Wednesday, Jan. 13 at 1 p.m.
Register here:

U.S. Chamber Guide to New Pandemic Relief Package
How Do These Changes Impact My Existing PPP Loan? 
I Exhausted My Initial PPP Loan, How Does This Help Me? 
What If I Never Received a PPP Loan? 
Which Changes to Other Programs That May Help My Small Business Have Been Changed? 

Here is the link to the Monday 12/21 update that contained full information on the relief package:

SBDC at JJC Update
21 Topics in 21 Minutes for 2021 Growth
Date: Scheduled one-on-one session
In less than 30 minutes, the Illinois Small Business Development Center at Joliet Junior College will help you prioritize key 2021 business plans whether it is for your people, your product, your marketing, your sales, your money, or the impact of this crisis. In this short, one-on-one exercise, we will help you determine up to three of the biggest opportunities for growth in the year ahead. We will offer no-cost tools to develop your strategy for success in those areas. Email us at and we will send you a link for registration.
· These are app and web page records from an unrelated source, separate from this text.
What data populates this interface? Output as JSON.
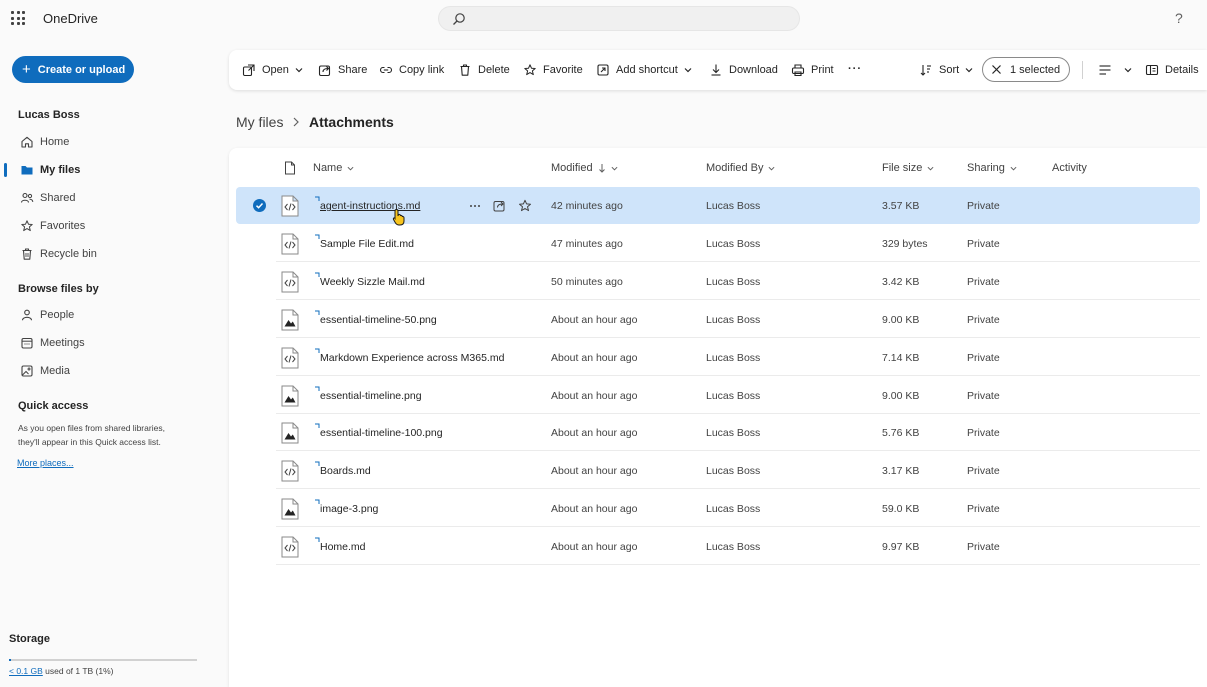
{
  "app": {
    "title": "OneDrive"
  },
  "search": {
    "placeholder": ""
  },
  "help": {
    "label": "?"
  },
  "sidebar": {
    "create_label": "Create or upload",
    "user_name": "Lucas Boss",
    "nav": [
      {
        "label": "Home",
        "icon": "home-icon"
      },
      {
        "label": "My files",
        "icon": "folder-icon",
        "active": true
      },
      {
        "label": "Shared",
        "icon": "people-icon"
      },
      {
        "label": "Favorites",
        "icon": "star-icon"
      },
      {
        "label": "Recycle bin",
        "icon": "trash-icon"
      }
    ],
    "browse_heading": "Browse files by",
    "browse": [
      {
        "label": "People",
        "icon": "person-icon"
      },
      {
        "label": "Meetings",
        "icon": "calendar-icon"
      },
      {
        "label": "Media",
        "icon": "image-icon"
      }
    ],
    "quick_access_heading": "Quick access",
    "quick_access_text": "As you open files from shared libraries, they'll appear in this Quick access list.",
    "more_places": "More places...",
    "storage_heading": "Storage",
    "storage_used_link": "< 0.1 GB",
    "storage_used_rest": " used of 1 TB (1%)",
    "storage_fraction": 0.01
  },
  "toolbar": {
    "open": "Open",
    "share": "Share",
    "copy_link": "Copy link",
    "delete": "Delete",
    "favorite": "Favorite",
    "add_shortcut": "Add shortcut",
    "download": "Download",
    "print": "Print",
    "more": "···",
    "sort": "Sort",
    "selected": "1 selected",
    "details": "Details"
  },
  "breadcrumb": {
    "root": "My files",
    "current": "Attachments"
  },
  "columns": {
    "name": "Name",
    "modified": "Modified",
    "modified_by": "Modified By",
    "file_size": "File size",
    "sharing": "Sharing",
    "activity": "Activity"
  },
  "files": [
    {
      "name": "agent-instructions.md",
      "modified": "42 minutes ago",
      "modified_by": "Lucas Boss",
      "size": "3.57 KB",
      "sharing": "Private",
      "type": "code",
      "selected": true
    },
    {
      "name": "Sample File Edit.md",
      "modified": "47 minutes ago",
      "modified_by": "Lucas Boss",
      "size": "329 bytes",
      "sharing": "Private",
      "type": "code"
    },
    {
      "name": "Weekly Sizzle Mail.md",
      "modified": "50 minutes ago",
      "modified_by": "Lucas Boss",
      "size": "3.42 KB",
      "sharing": "Private",
      "type": "code"
    },
    {
      "name": "essential-timeline-50.png",
      "modified": "About an hour ago",
      "modified_by": "Lucas Boss",
      "size": "9.00 KB",
      "sharing": "Private",
      "type": "image"
    },
    {
      "name": "Markdown Experience across M365.md",
      "modified": "About an hour ago",
      "modified_by": "Lucas Boss",
      "size": "7.14 KB",
      "sharing": "Private",
      "type": "code"
    },
    {
      "name": "essential-timeline.png",
      "modified": "About an hour ago",
      "modified_by": "Lucas Boss",
      "size": "9.00 KB",
      "sharing": "Private",
      "type": "image"
    },
    {
      "name": "essential-timeline-100.png",
      "modified": "About an hour ago",
      "modified_by": "Lucas Boss",
      "size": "5.76 KB",
      "sharing": "Private",
      "type": "image"
    },
    {
      "name": "Boards.md",
      "modified": "About an hour ago",
      "modified_by": "Lucas Boss",
      "size": "3.17 KB",
      "sharing": "Private",
      "type": "code"
    },
    {
      "name": "image-3.png",
      "modified": "About an hour ago",
      "modified_by": "Lucas Boss",
      "size": "59.0 KB",
      "sharing": "Private",
      "type": "image"
    },
    {
      "name": "Home.md",
      "modified": "About an hour ago",
      "modified_by": "Lucas Boss",
      "size": "9.97 KB",
      "sharing": "Private",
      "type": "code"
    }
  ],
  "colors": {
    "accent": "#0f6cbd",
    "selected_row": "#cfe4fa"
  }
}
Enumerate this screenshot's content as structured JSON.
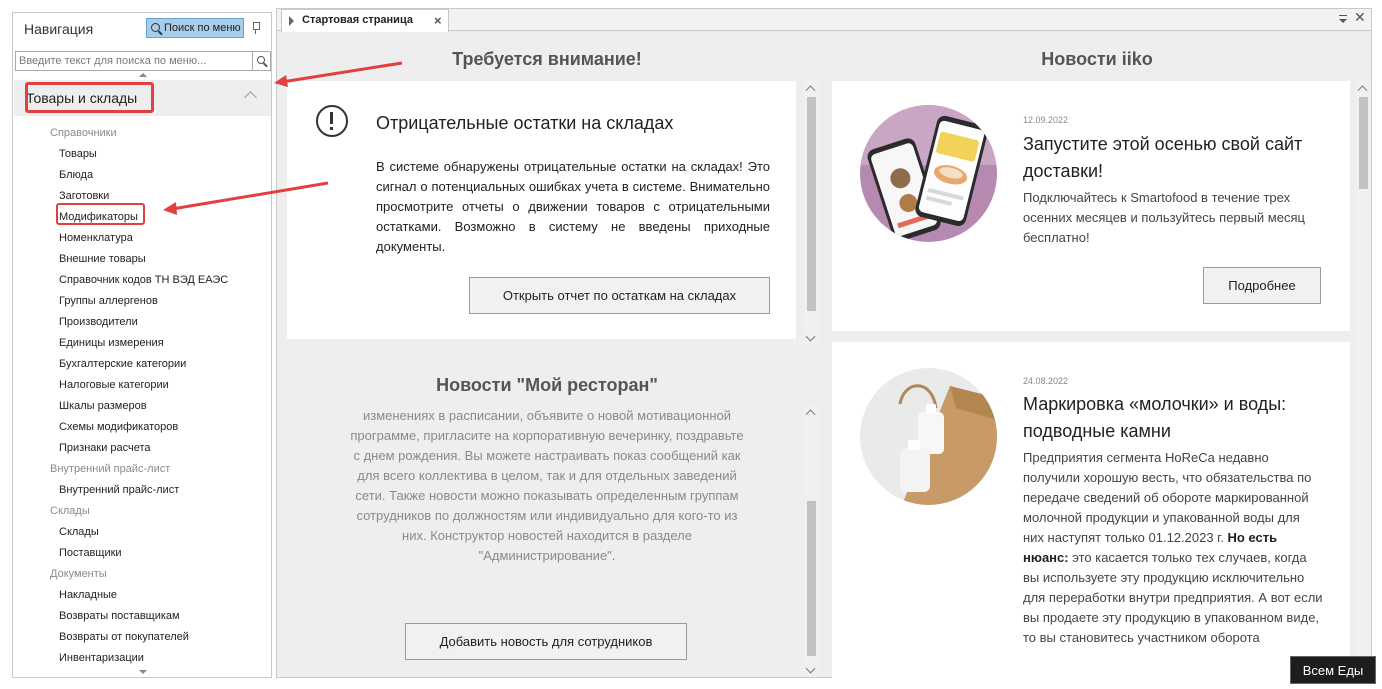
{
  "nav": {
    "title": "Навигация",
    "menu_search_label": "Поиск по меню",
    "search_placeholder": "Введите текст для поиска по меню...",
    "group_title": "Товары и склады",
    "tree": [
      {
        "type": "cat",
        "label": "Справочники"
      },
      {
        "type": "item",
        "label": "Товары"
      },
      {
        "type": "item",
        "label": "Блюда"
      },
      {
        "type": "item",
        "label": "Заготовки"
      },
      {
        "type": "item",
        "label": "Модификаторы"
      },
      {
        "type": "item",
        "label": "Номенклатура"
      },
      {
        "type": "item",
        "label": "Внешние товары"
      },
      {
        "type": "item",
        "label": "Справочник кодов ТН ВЭД ЕАЭС"
      },
      {
        "type": "item",
        "label": "Группы аллергенов"
      },
      {
        "type": "item",
        "label": "Производители"
      },
      {
        "type": "item",
        "label": "Единицы измерения"
      },
      {
        "type": "item",
        "label": "Бухгалтерские категории"
      },
      {
        "type": "item",
        "label": "Налоговые категории"
      },
      {
        "type": "item",
        "label": "Шкалы размеров"
      },
      {
        "type": "item",
        "label": "Схемы модификаторов"
      },
      {
        "type": "item",
        "label": "Признаки расчета"
      },
      {
        "type": "cat",
        "label": "Внутренний прайс-лист"
      },
      {
        "type": "item",
        "label": "Внутренний прайс-лист"
      },
      {
        "type": "cat",
        "label": "Склады"
      },
      {
        "type": "item",
        "label": "Склады"
      },
      {
        "type": "item",
        "label": "Поставщики"
      },
      {
        "type": "cat",
        "label": "Документы"
      },
      {
        "type": "item",
        "label": "Накладные"
      },
      {
        "type": "item",
        "label": "Возвраты поставщикам"
      },
      {
        "type": "item",
        "label": "Возвраты от покупателей"
      },
      {
        "type": "item",
        "label": "Инвентаризации"
      }
    ]
  },
  "tabs": {
    "start_label": "Стартовая страница",
    "close_glyph": "×",
    "window_close_glyph": "✕"
  },
  "attention": {
    "section_title": "Требуется внимание!",
    "heading": "Отрицательные остатки на складах",
    "text": "В системе обнаружены отрицательные остатки на складах! Это сигнал о потенциальных ошибках учета в системе. Внимательно просмотрите отчеты о движении товаров с отрицательными остатками. Возможно в систему не введены приходные документы.",
    "button": "Открыть отчет по остаткам на складах"
  },
  "my_restaurant": {
    "section_title": "Новости \"Мой ресторан\"",
    "text": "изменениях в расписании, объявите о новой мотивационной программе, пригласите на корпоративную вечеринку, поздравьте с днем рождения. Вы можете настраивать показ сообщений как для всего коллектива в целом, так и для отдельных заведений сети. Также новости можно показывать определенным группам сотрудников по должностям или индивидуально для кого-то из них. Конструктор новостей находится в разделе \"Администрирование\".",
    "button": "Добавить новость для сотрудников"
  },
  "iiko_news": {
    "section_title": "Новости iiko",
    "items": [
      {
        "date": "12.09.2022",
        "title": "Запустите этой осенью свой сайт доставки!",
        "text": "Подключайтесь к Smartofood в течение трех осенних месяцев и пользуйтесь первый месяц бесплатно!",
        "button": "Подробнее"
      },
      {
        "date": "24.08.2022",
        "title": "Маркировка «молочки» и воды: подводные камни",
        "text_before": "Предприятия сегмента HoReCa недавно получили хорошую весть, что обязательства по передаче сведений об обороте маркированной молочной продукции и упакованной воды для них наступят только 01.12.2023 г. ",
        "text_bold": "Но есть нюанс:",
        "text_after": " это касается только тех случаев, когда вы используете эту продукцию исключительно для переработки внутри предприятия. А вот если вы продаете эту продукцию в упакованном виде, то вы становитесь участником оборота"
      }
    ]
  },
  "tooltip": "Всем Еды",
  "colors": {
    "highlight_red": "#e0403f",
    "search_button_bg": "#a6cde9"
  }
}
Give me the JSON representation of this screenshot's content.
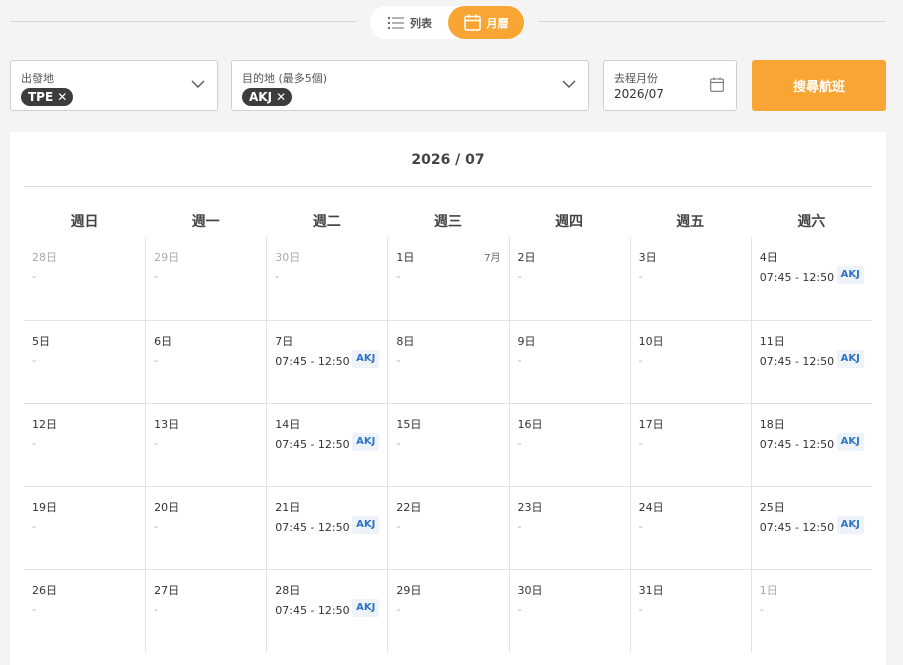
{
  "view_toggle": {
    "list_label": "列表",
    "month_label": "月曆"
  },
  "search": {
    "origin_label": "出發地",
    "origin_chip": "TPE",
    "chip_remove": "✕",
    "dest_label": "目的地 (最多5個)",
    "dest_chip": "AKJ",
    "date_label": "去程月份",
    "date_value": "2026/07",
    "submit_label": "搜尋航班"
  },
  "calendar": {
    "title": "2026 / 07",
    "weekdays": [
      "週日",
      "週一",
      "週二",
      "週三",
      "週四",
      "週五",
      "週六"
    ],
    "weeks": [
      [
        {
          "day": "28日",
          "other": true,
          "empty": "-"
        },
        {
          "day": "29日",
          "other": true,
          "empty": "-"
        },
        {
          "day": "30日",
          "other": true,
          "empty": "-"
        },
        {
          "day": "1日",
          "month_tag": "7月",
          "empty": "-"
        },
        {
          "day": "2日",
          "empty": "-"
        },
        {
          "day": "3日",
          "empty": "-"
        },
        {
          "day": "4日",
          "time": "07:45 - 12:50",
          "airport": "AKJ"
        }
      ],
      [
        {
          "day": "5日",
          "empty": "-"
        },
        {
          "day": "6日",
          "empty": "-"
        },
        {
          "day": "7日",
          "time": "07:45 - 12:50",
          "airport": "AKJ"
        },
        {
          "day": "8日",
          "empty": "-"
        },
        {
          "day": "9日",
          "empty": "-"
        },
        {
          "day": "10日",
          "empty": "-"
        },
        {
          "day": "11日",
          "time": "07:45 - 12:50",
          "airport": "AKJ"
        }
      ],
      [
        {
          "day": "12日",
          "empty": "-"
        },
        {
          "day": "13日",
          "empty": "-"
        },
        {
          "day": "14日",
          "time": "07:45 - 12:50",
          "airport": "AKJ"
        },
        {
          "day": "15日",
          "empty": "-"
        },
        {
          "day": "16日",
          "empty": "-"
        },
        {
          "day": "17日",
          "empty": "-"
        },
        {
          "day": "18日",
          "time": "07:45 - 12:50",
          "airport": "AKJ"
        }
      ],
      [
        {
          "day": "19日",
          "empty": "-"
        },
        {
          "day": "20日",
          "empty": "-"
        },
        {
          "day": "21日",
          "time": "07:45 - 12:50",
          "airport": "AKJ"
        },
        {
          "day": "22日",
          "empty": "-"
        },
        {
          "day": "23日",
          "empty": "-"
        },
        {
          "day": "24日",
          "empty": "-"
        },
        {
          "day": "25日",
          "time": "07:45 - 12:50",
          "airport": "AKJ"
        }
      ],
      [
        {
          "day": "26日",
          "empty": "-"
        },
        {
          "day": "27日",
          "empty": "-"
        },
        {
          "day": "28日",
          "time": "07:45 - 12:50",
          "airport": "AKJ"
        },
        {
          "day": "29日",
          "empty": "-"
        },
        {
          "day": "30日",
          "empty": "-"
        },
        {
          "day": "31日",
          "empty": "-"
        },
        {
          "day": "1日",
          "other": true,
          "empty": "-"
        }
      ]
    ]
  },
  "colors": {
    "accent": "#f9a534",
    "airport_text": "#2f73c4",
    "airport_bg": "#eef3fa",
    "chip_bg": "#3c3c3c"
  }
}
Selling for Non-Salespeople
Date: 1/7/21 Time: 2pm
Is your B2B product or service really awesome – BUT – you aren’t confident in your ability to sell it? Most of us feel like introverts at times, but you can join us for a simple session to act like an extrovert. Hear tips on how to do the prospecting, presenting, and closing to help you get new customers to say YES! Join Mike Wilczynski for the no-cost webinar by registering at:

Starting Your Business in Illinois
Date: 1/14/21 Time: 9am
Thinking about starting a business in Illinois? This informative workshop helps entrepreneurs understand many of the steps and requirements. In this no-cost overview of Starting Your Business in Illinois, we will touch on many aspects of your business plan, including legal, accounting, banking, marketing, and sales.

Advanced Business Data Research (with Shorewood Library)
January 21st at 6pm
Already familiar with Reference Solutions (formerly Reference USA)? Learn how to utilize this data even more! In this session, learn higher level search techniques, how to use the additional functionality (like the mapping, summary, and chart options), and how to combine searches within modules to get a more in-depth level of data.
Register at:

Government Certification Process (with Rita Haake at COD)
January 28th at 9am
Certifications: Interpreting the alphabet to pursue profits! Which small business certification is the best one for you?
Your options:
• Federal: 8(a), EDWOSB, HUBZone, SDB, SDVOSB, WOSB, VOSB
• Local: DBE, MBE, WBE, VBE
You will learn the details of the application process, documentation requirements, certification options, and how to market and leverage certifications for the growth of your business.
Register at:

Will County Residents Behind on Mortgage or Rent Can Access Funds
Funds are available to those at least one month behind on rent. utility assistance is also available for those who qualify. Renters having difficulty working with their landlords and facing eviction are encouraged to contact Prairie State Legal, another HUD CARES funded program, at (815) 727-5123.

Owners behind on their mortgages are encouraged to work with their mortgage companies on forbearance options. If those options are not available or exhausted, assistance is available for families behind on mortgage payments as well.

The local agencies helping are:

  • Will County Center for Community Concerns, (815) 722-0722
  • Spanish Community Center, (815) 727-3683
  • Catholic Charities, (815) 774-4663
  • Community Service Council, (815) 886-5000

Finally, as we move into 2021 please keep in contact and send your feedback on the issues your business faces, the aid you may need dealing with IDES or the Business Interruption Grant, and questions you may have moving forward.

Stay well,

Joliet Region Chamber of Commerce & Industry Staff and Board of Directors

Mike Paone
Vice President – Government Affairs
Joliet Region Chamber of Commerce & Industry
815.727.5371 main
815.727.5373 direct